| Material for this exercise |
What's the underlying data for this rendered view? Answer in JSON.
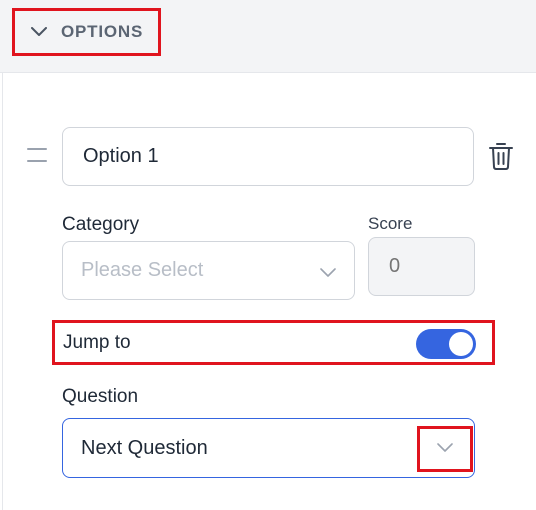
{
  "options_section": {
    "toggle_label": "OPTIONS",
    "chevron_icon": "chevron-down-icon"
  },
  "option": {
    "drag_icon": "drag-handle-icon",
    "value": "Option 1",
    "delete_icon": "trash-icon"
  },
  "category": {
    "label": "Category",
    "placeholder": "Please Select",
    "chevron_icon": "chevron-down-icon"
  },
  "score": {
    "label": "Score",
    "value": "0"
  },
  "jump_to": {
    "label": "Jump to",
    "enabled": true
  },
  "question": {
    "label": "Question",
    "selected": "Next Question",
    "chevron_icon": "chevron-down-icon"
  },
  "colors": {
    "accent": "#3565e0",
    "highlight": "#e0141e",
    "header_bg": "#f3f4f6"
  }
}
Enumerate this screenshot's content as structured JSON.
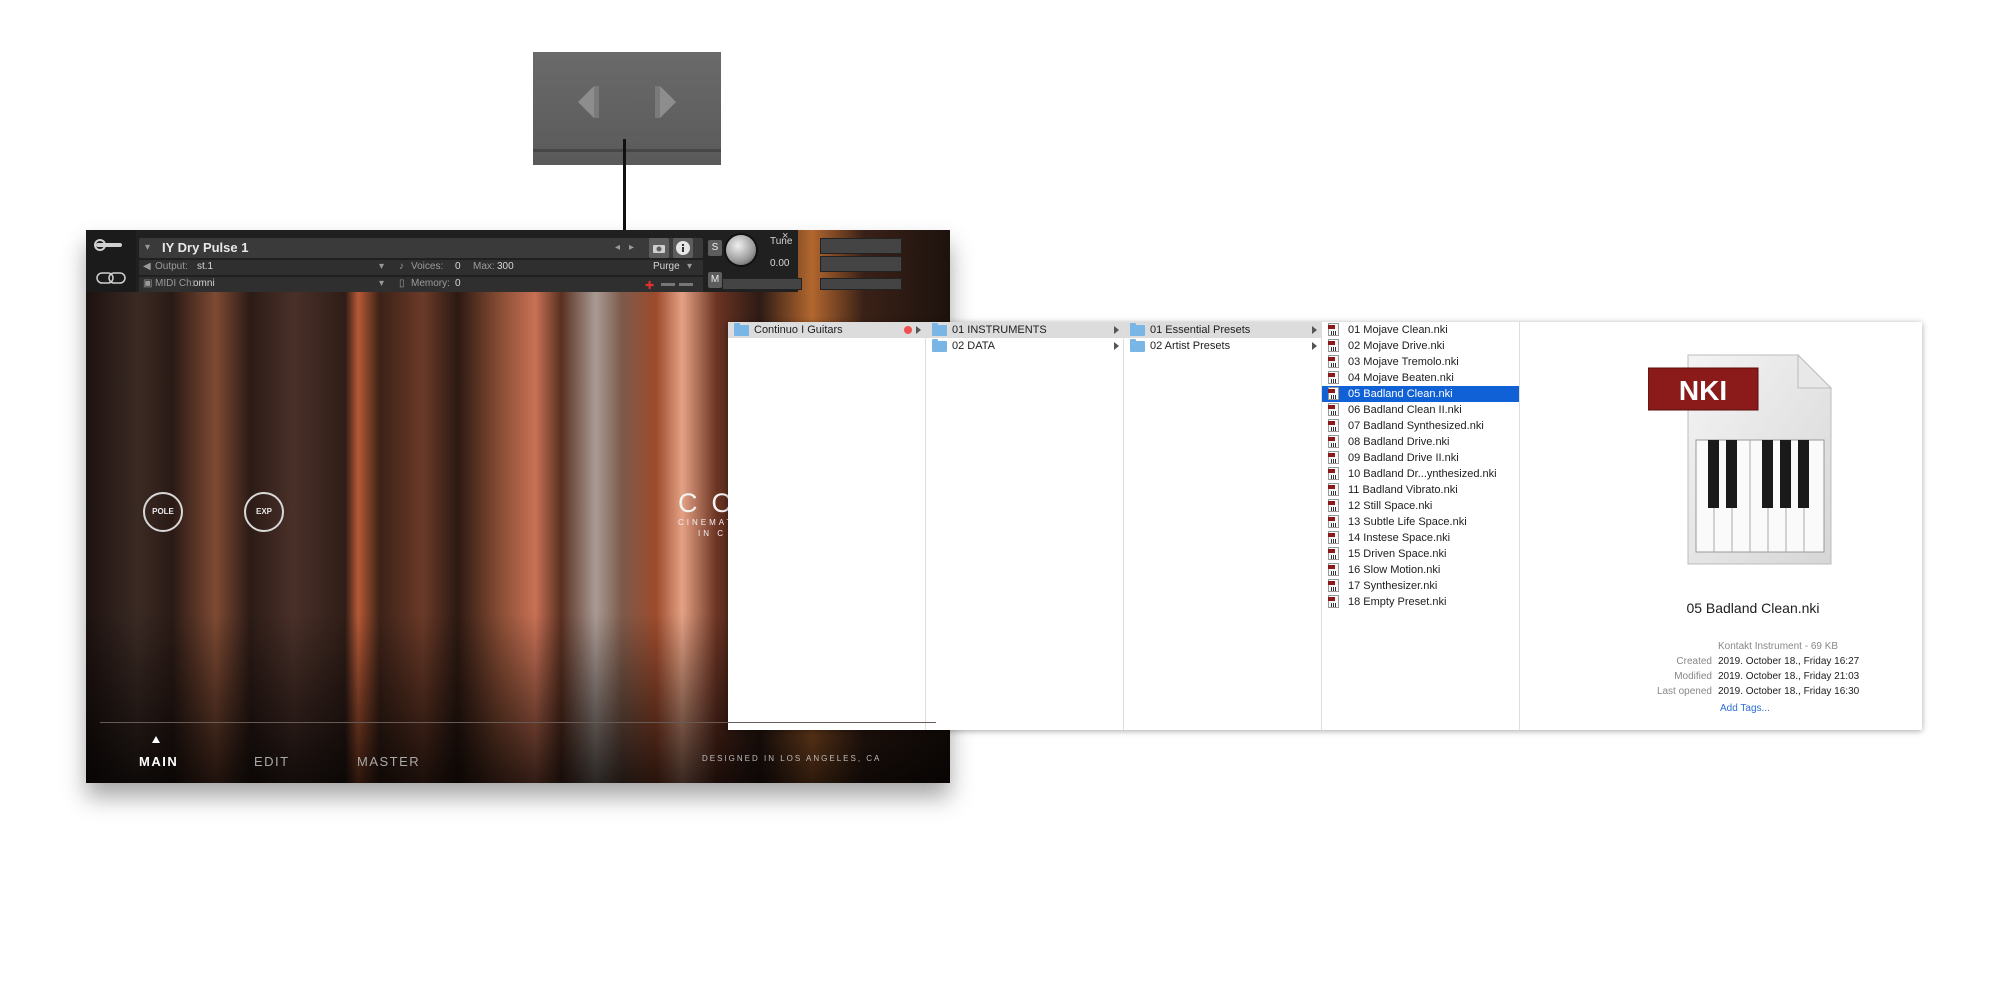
{
  "kontakt": {
    "instrument_name": "IY Dry Pulse 1",
    "output_label": "Output:",
    "output_value": "st.1",
    "voices_label": "Voices:",
    "voices_value": "0",
    "max_label": "Max:",
    "max_value": "300",
    "purge_label": "Purge",
    "midi_label": "MIDI Ch:",
    "midi_value": "omni",
    "memory_label": "Memory:",
    "memory_value": "0",
    "tune_label": "Tune",
    "tune_value": "0.00",
    "s_button": "S",
    "m_button": "M",
    "knob_pole": "POLE",
    "knob_exp": "EXP",
    "brand_title": "CO",
    "brand_line1": "CINEMAT",
    "brand_line2": "IN C",
    "tabs": [
      "MAIN",
      "EDIT",
      "MASTER"
    ],
    "designed": "DESIGNED IN LOS ANGELES, CA"
  },
  "finder": {
    "col1": [
      "Continuo I Guitars"
    ],
    "col2": [
      "01 INSTRUMENTS",
      "02 DATA"
    ],
    "col3": [
      "01 Essential Presets",
      "02 Artist Presets"
    ],
    "files": [
      "01 Mojave Clean.nki",
      "02 Mojave Drive.nki",
      "03 Mojave Tremolo.nki",
      "04 Mojave Beaten.nki",
      "05 Badland Clean.nki",
      "06 Badland Clean II.nki",
      "07 Badland Synthesized.nki",
      "08 Badland Drive.nki",
      "09 Badland Drive II.nki",
      "10 Badland Dr...ynthesized.nki",
      "11 Badland Vibrato.nki",
      "12 Still Space.nki",
      "13 Subtle Life Space.nki",
      "14 Instese Space.nki",
      "15 Driven Space.nki",
      "16 Slow Motion.nki",
      "17 Synthesizer.nki",
      "18 Empty Preset.nki"
    ],
    "selected_index": 4,
    "preview": {
      "badge": "NKI",
      "name": "05 Badland Clean.nki",
      "kind": "Kontakt Instrument - 69 KB",
      "created_label": "Created",
      "created": "2019. October 18., Friday 16:27",
      "modified_label": "Modified",
      "modified": "2019. October 18., Friday 21:03",
      "opened_label": "Last opened",
      "opened": "2019. October 18., Friday 16:30",
      "add_tags": "Add Tags..."
    }
  },
  "colors": {
    "selection_blue": "#1161d6",
    "folder_blue": "#79b6e6",
    "tag_red": "#f15050",
    "nki_badge": "#8b1a1a"
  }
}
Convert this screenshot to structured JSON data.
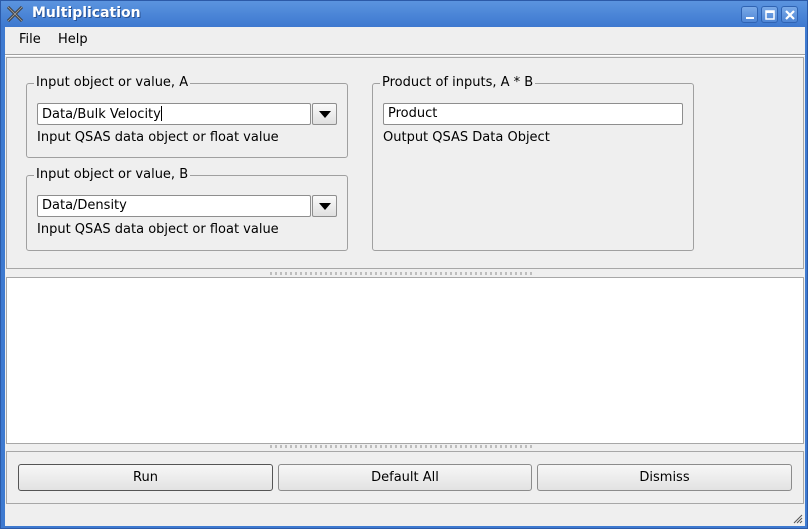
{
  "window": {
    "title": "Multiplication",
    "controls": {
      "minimize": "minimize-icon",
      "maximize": "maximize-icon",
      "close": "close-icon"
    }
  },
  "menubar": {
    "items": [
      {
        "label": "File"
      },
      {
        "label": "Help"
      }
    ]
  },
  "inputs": {
    "a": {
      "legend": "Input object or value, A",
      "value": "Data/Bulk Velocity",
      "hint": "Input QSAS data object or float value"
    },
    "b": {
      "legend": "Input object or value, B",
      "value": "Data/Density",
      "hint": "Input QSAS data object or float value"
    }
  },
  "output": {
    "legend": "Product of inputs, A * B",
    "value": "Product",
    "hint": "Output QSAS Data Object"
  },
  "log": {
    "text": ""
  },
  "buttons": {
    "run": "Run",
    "default_all": "Default All",
    "dismiss": "Dismiss"
  }
}
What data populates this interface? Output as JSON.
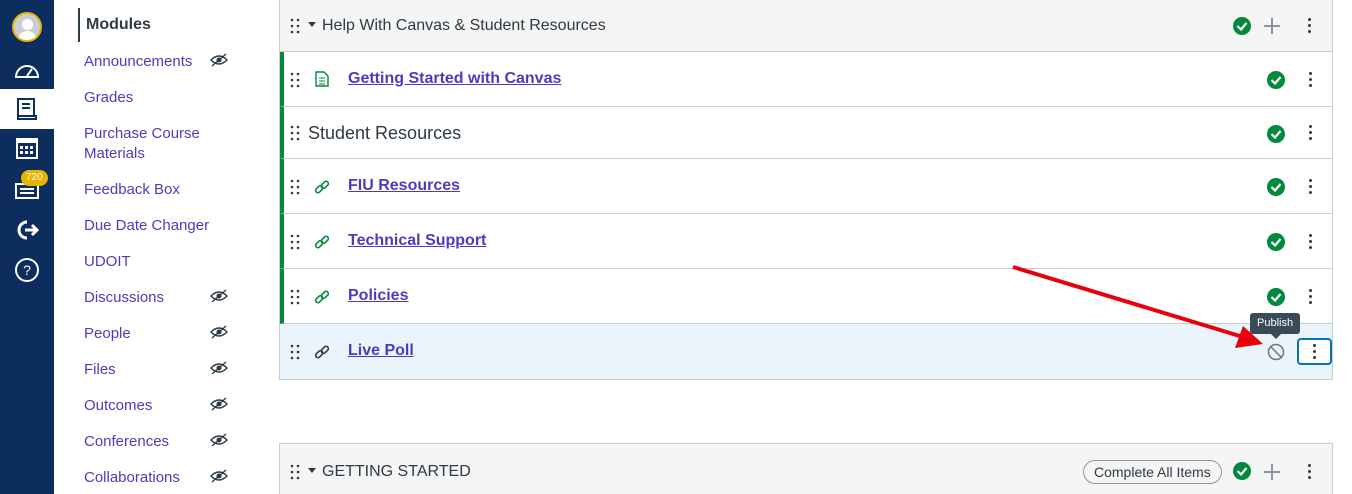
{
  "global_nav": {
    "items": [
      {
        "icon": "account-avatar-icon"
      },
      {
        "icon": "dashboard-icon"
      },
      {
        "icon": "courses-icon",
        "active": true
      },
      {
        "icon": "calendar-icon"
      },
      {
        "icon": "inbox-icon",
        "badge": "720"
      },
      {
        "icon": "commons-icon"
      },
      {
        "icon": "help-icon"
      }
    ],
    "colors": {
      "background": "#0c2d5e",
      "badge": "#e9b400"
    }
  },
  "course_nav": {
    "current": "Modules",
    "links": [
      {
        "label": "Announcements",
        "hidden": true
      },
      {
        "label": "Grades",
        "hidden": false
      },
      {
        "label": "Purchase Course Materials",
        "hidden": false
      },
      {
        "label": "Feedback Box",
        "hidden": false
      },
      {
        "label": "Due Date Changer",
        "hidden": false
      },
      {
        "label": "UDOIT",
        "hidden": false
      },
      {
        "label": "Discussions",
        "hidden": true
      },
      {
        "label": "People",
        "hidden": true
      },
      {
        "label": "Files",
        "hidden": true
      },
      {
        "label": "Outcomes",
        "hidden": true
      },
      {
        "label": "Conferences",
        "hidden": true
      },
      {
        "label": "Collaborations",
        "hidden": true
      }
    ]
  },
  "modules": [
    {
      "title": "Help With Canvas & Student Resources",
      "published": true,
      "items": [
        {
          "type": "page",
          "title": "Getting Started with Canvas",
          "published": true
        },
        {
          "type": "text-header",
          "title": "Student Resources",
          "published": true
        },
        {
          "type": "external-link",
          "title": "FIU Resources",
          "published": true
        },
        {
          "type": "external-link",
          "title": "Technical Support",
          "published": true
        },
        {
          "type": "external-link",
          "title": "Policies",
          "published": true
        },
        {
          "type": "external-link",
          "title": "Live Poll",
          "published": false
        }
      ]
    },
    {
      "title": "GETTING STARTED",
      "published": true,
      "complete_button": "Complete All Items"
    }
  ],
  "tooltip": "Publish",
  "colors": {
    "published": "#03893d",
    "link": "#4b3cbd",
    "annotation_arrow": "#e8000b"
  }
}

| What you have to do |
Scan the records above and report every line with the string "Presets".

| Response to this task |
      "01 Essential Presets",
      "02 Artist Presets"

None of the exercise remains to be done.